If it were up to me (and it won’t be), I would play all 6 of my regular defensemen in the final game of the season. Sure, this game comes against Tampa, whose run-and-gun style is one that could potentially place some stress on the Bruins defensively. While this might factor into a potential decision to use the game as a rest for some of the B’s defensemen, I would leave them all in. Toronto is a lock for the Bruins as a first round matchup, and the closest thing that resembles the star-power the Bruins defensemen will be facing in the first round is the star power of Tampa’s forwards in Point, Kucherov, and Stamkos.
For the four games leading up to the (regular) season finale, I think it would be wise to play Miller, Grzelcyk, and Krug as much as possible. Conversely, Bruce Cassidy would be wise to allot 3 games to Chara, McAvoy, and Carlo as the season comes to a close. Apart from the final game, find two others for each defenseman to skate in, and have Connor Clifton and Steven Kampfer fill in as needed. If all goes well, maybe John Moore will even be healthy by the time playoffs roll around.
Torey Krug low key led all Bruins skaters with 22:12 TOI. Not bad for a first outing back.
— Matt Castle (@Matt_Castle22) March 28, 2019
This is all speculation and opinion from someone who writes with more confidence than he ever played hockey with. But to me, it seems pretty clear that the Bruins D-core could benefit from some balance and rest as the season comes to a close, so that they are not decimated by injuries as was the case at the heartbreaking end of last season.
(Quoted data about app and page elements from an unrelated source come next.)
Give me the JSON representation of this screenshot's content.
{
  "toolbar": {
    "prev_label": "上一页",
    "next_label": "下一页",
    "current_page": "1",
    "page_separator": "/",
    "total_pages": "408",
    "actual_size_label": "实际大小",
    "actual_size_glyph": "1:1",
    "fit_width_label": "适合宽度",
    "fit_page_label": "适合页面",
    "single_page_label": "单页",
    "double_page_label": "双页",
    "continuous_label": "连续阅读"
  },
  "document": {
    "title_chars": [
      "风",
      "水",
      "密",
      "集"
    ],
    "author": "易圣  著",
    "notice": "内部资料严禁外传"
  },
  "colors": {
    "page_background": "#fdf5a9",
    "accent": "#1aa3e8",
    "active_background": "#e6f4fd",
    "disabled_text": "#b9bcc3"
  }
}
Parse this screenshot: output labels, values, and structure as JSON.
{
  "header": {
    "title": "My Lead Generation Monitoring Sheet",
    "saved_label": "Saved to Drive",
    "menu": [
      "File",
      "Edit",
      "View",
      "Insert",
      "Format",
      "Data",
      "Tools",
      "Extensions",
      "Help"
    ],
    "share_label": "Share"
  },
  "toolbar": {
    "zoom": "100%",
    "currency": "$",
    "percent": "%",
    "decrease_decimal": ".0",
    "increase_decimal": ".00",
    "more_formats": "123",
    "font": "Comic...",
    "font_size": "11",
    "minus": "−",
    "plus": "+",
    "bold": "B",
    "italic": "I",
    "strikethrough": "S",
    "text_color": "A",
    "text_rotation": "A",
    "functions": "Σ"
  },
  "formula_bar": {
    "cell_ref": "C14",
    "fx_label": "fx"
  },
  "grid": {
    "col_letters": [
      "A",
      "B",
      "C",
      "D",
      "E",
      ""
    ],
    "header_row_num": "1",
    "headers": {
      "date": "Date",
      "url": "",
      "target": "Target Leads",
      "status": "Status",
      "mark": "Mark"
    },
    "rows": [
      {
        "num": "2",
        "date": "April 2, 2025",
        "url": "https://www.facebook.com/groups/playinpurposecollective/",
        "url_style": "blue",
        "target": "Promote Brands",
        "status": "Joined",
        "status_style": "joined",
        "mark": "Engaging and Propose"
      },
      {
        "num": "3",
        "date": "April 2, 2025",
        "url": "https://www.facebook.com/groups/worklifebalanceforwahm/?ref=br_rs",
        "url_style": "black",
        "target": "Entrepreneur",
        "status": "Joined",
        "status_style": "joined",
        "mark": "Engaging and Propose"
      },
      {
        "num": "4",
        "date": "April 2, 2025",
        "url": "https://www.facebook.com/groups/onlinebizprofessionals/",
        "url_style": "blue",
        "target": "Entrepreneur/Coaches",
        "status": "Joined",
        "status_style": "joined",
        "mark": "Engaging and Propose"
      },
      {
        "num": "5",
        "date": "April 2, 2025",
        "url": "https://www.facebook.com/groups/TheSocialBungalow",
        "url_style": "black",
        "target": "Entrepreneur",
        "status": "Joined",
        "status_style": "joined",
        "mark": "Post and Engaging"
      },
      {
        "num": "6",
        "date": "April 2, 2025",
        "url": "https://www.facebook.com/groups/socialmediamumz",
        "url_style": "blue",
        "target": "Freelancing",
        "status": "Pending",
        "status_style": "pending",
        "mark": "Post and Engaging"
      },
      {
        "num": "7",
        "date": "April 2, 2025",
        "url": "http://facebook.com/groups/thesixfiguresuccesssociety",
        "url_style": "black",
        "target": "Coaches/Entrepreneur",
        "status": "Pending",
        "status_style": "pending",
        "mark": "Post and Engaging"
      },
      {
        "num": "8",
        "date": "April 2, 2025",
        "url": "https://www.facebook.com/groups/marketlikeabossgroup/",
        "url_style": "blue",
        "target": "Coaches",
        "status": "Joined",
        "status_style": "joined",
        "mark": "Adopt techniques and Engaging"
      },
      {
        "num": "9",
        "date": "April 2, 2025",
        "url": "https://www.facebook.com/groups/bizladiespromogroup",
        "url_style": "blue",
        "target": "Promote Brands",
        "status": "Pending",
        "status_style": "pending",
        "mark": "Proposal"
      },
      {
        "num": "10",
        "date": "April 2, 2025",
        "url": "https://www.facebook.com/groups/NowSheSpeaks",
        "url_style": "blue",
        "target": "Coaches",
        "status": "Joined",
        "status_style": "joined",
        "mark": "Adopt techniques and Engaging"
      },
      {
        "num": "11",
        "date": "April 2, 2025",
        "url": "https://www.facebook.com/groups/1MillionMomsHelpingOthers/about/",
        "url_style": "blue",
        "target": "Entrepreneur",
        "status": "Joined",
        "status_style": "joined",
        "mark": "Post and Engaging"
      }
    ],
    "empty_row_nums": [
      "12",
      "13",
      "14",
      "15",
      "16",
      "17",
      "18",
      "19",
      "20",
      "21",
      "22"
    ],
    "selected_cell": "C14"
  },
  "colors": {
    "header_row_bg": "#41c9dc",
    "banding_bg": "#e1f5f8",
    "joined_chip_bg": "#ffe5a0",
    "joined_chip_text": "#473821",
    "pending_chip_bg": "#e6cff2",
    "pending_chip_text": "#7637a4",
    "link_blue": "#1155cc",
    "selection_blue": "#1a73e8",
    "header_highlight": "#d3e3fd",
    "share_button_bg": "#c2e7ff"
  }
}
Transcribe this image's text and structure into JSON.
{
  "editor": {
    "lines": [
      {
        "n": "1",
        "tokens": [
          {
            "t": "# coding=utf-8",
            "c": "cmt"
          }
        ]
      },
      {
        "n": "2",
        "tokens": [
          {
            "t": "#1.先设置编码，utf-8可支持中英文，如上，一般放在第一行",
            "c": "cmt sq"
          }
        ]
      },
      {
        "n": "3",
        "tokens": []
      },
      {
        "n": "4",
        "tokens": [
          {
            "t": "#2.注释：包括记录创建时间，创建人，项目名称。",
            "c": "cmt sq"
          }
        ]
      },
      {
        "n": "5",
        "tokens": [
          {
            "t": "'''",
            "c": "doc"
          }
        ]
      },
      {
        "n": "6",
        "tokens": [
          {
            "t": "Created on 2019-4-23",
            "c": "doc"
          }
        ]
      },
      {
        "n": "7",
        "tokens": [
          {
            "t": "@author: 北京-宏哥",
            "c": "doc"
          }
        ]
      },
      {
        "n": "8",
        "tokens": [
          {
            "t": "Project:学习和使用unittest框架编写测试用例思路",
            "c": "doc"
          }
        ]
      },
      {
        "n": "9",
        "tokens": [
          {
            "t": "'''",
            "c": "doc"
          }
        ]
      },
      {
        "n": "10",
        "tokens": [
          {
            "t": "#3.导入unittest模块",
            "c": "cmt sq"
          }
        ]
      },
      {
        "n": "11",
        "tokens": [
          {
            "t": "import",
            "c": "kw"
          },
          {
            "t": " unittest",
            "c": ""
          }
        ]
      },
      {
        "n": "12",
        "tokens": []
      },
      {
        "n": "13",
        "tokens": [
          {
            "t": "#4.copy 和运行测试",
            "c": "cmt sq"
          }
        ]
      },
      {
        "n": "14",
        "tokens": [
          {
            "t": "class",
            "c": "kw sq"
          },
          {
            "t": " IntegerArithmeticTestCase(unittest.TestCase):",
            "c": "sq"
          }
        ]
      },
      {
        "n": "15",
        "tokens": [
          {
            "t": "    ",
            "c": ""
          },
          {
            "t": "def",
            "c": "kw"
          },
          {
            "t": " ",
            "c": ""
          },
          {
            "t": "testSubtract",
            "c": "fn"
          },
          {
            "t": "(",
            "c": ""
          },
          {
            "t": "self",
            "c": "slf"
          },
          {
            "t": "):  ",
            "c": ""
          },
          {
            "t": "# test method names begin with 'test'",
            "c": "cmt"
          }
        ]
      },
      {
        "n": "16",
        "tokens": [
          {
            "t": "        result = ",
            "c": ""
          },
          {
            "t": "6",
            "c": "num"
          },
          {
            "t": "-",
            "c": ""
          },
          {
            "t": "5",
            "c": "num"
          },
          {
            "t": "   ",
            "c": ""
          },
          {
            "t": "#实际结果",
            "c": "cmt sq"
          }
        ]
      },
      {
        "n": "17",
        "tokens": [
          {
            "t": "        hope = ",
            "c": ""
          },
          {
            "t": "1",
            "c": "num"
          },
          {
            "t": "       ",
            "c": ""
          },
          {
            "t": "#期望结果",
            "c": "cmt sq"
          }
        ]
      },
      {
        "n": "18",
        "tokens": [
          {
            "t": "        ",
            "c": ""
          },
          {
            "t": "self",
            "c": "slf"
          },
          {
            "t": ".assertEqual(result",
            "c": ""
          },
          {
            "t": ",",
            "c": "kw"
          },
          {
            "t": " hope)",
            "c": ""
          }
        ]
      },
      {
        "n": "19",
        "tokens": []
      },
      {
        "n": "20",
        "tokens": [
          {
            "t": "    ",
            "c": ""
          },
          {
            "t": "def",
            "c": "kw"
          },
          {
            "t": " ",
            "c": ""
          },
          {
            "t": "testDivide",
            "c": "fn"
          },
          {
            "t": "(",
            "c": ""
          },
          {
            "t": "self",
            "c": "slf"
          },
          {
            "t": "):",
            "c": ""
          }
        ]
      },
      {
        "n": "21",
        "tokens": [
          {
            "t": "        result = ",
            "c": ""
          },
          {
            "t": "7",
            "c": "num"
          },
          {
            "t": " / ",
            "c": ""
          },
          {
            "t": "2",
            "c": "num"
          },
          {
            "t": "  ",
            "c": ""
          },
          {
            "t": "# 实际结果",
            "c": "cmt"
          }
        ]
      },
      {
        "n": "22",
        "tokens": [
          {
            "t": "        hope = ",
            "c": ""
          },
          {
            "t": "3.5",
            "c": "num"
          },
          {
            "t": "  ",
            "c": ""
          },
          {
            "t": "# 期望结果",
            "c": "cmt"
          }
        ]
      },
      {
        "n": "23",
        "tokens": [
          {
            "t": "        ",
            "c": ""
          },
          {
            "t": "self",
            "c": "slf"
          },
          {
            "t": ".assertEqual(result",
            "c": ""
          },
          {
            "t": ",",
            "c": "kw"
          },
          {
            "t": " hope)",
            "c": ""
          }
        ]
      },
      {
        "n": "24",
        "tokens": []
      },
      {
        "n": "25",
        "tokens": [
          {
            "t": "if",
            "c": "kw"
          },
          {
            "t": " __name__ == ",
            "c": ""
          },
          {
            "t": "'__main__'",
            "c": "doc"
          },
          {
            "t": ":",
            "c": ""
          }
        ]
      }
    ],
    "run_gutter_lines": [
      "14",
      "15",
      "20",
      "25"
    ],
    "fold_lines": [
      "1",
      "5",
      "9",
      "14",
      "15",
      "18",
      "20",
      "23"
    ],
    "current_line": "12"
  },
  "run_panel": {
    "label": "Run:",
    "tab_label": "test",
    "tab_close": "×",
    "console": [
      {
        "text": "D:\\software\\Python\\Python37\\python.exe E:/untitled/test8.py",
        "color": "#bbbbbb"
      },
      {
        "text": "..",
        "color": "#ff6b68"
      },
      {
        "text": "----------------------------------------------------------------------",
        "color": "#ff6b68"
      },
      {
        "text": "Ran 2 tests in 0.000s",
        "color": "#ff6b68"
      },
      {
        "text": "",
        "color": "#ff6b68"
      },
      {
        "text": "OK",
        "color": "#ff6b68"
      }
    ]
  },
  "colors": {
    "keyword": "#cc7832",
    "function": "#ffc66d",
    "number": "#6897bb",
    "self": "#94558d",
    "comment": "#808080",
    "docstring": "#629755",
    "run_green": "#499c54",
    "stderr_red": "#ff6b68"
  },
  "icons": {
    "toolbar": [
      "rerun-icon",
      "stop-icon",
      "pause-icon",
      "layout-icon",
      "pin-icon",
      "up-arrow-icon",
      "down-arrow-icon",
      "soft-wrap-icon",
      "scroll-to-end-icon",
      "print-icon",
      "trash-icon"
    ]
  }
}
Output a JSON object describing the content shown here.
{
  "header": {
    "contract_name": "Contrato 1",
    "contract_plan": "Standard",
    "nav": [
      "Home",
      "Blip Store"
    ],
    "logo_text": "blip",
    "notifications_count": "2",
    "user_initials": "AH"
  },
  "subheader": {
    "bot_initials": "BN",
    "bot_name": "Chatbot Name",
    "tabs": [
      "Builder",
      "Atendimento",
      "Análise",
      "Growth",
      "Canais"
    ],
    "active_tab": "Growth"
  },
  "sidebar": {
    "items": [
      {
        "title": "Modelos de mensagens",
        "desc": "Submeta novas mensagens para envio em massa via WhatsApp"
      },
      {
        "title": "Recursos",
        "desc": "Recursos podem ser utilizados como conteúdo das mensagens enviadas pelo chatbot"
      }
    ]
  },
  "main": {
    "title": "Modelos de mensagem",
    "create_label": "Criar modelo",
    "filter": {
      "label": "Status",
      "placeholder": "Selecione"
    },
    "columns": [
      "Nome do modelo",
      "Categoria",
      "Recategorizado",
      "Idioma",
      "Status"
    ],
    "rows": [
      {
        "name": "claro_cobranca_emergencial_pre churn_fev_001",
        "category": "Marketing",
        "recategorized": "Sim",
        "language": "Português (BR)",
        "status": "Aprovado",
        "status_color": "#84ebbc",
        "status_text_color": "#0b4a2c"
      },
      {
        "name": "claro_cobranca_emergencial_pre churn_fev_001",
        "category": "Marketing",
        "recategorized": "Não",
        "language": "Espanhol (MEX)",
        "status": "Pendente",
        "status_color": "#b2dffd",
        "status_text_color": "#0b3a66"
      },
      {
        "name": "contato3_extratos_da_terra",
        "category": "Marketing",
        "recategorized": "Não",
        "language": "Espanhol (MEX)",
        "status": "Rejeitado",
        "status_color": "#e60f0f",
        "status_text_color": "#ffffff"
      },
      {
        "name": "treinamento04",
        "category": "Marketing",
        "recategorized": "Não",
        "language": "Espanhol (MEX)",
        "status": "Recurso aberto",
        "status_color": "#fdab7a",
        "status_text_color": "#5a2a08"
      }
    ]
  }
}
Don’t worry. I’ll have my guy talk to Butch. They text a lot.